■ WORK INSTRUCTIONS
What's needed is an exact copy of all the data below, without pictures.

■ EXERCISE DATA
****
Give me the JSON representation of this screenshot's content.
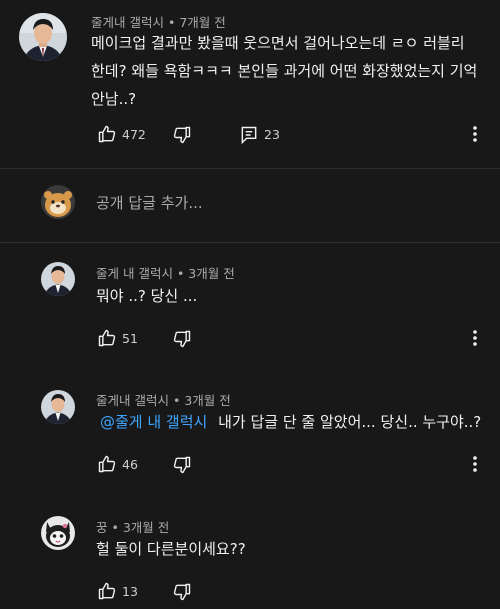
{
  "comment": {
    "author": "줄게내 갤럭시",
    "time": "7개월 전",
    "lines": [
      "메이크업 결과만 봤을때 웃으면서 걸어나오는데 ㄹㅇ 러블리",
      "한데? 왜들 욕함ㅋㅋㅋ 본인들 과거에 어떤 화장했었는지 기억",
      "안남..?"
    ],
    "likes": "472",
    "replies": "23"
  },
  "reply_input": {
    "placeholder": "공개 답글 추가..."
  },
  "replies": [
    {
      "author": "줄게 내 갤럭시",
      "time": "3개월 전",
      "text": "뭐야 ..? 당신 ...",
      "likes": "51"
    },
    {
      "author": "줄게내 갤럭시",
      "time": "3개월 전",
      "mention": "@줄게 내 갤럭시",
      "text": "내가 답글 단 줄 알았어... 당신.. 누구야..?",
      "likes": "46"
    },
    {
      "author": "꿍",
      "time": "3개월 전",
      "text": "헐 둘이 다른분이세요??",
      "likes": "13"
    }
  ],
  "separator": "•",
  "icons": [
    "like-icon",
    "dislike-icon",
    "reply-icon",
    "more-icon"
  ],
  "colors": {
    "background": "#181818",
    "mention": "#3ea6ff",
    "meta": "#aaaaaa"
  }
}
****
■ REPLY
Give me the JSON representation of this screenshot's content.
{
  "comment": {
    "author": "줄게내 갤럭시",
    "time": "7개월 전",
    "lines": [
      "메이크업 결과만 봤을때 웃으면서 걸어나오는데 ㄹㅇ 러블리",
      "한데? 왜들 욕함ㅋㅋㅋ 본인들 과거에 어떤 화장했었는지 기억",
      "안남..?"
    ],
    "likes": "472",
    "replies": "23"
  },
  "reply_input": {
    "placeholder": "공개 답글 추가..."
  },
  "replies": [
    {
      "author": "줄게 내 갤럭시",
      "time": "3개월 전",
      "text": "뭐야 ..? 당신 ...",
      "likes": "51"
    },
    {
      "author": "줄게내 갤럭시",
      "time": "3개월 전",
      "mention": "@줄게 내 갤럭시",
      "text": "내가 답글 단 줄 알았어... 당신.. 누구야..?",
      "likes": "46"
    },
    {
      "author": "꿍",
      "time": "3개월 전",
      "text": "헐 둘이 다른분이세요??",
      "likes": "13"
    }
  ],
  "separator": "•",
  "icons": [
    "like-icon",
    "dislike-icon",
    "reply-icon",
    "more-icon"
  ],
  "colors": {
    "background": "#181818",
    "mention": "#3ea6ff",
    "meta": "#aaaaaa"
  }
}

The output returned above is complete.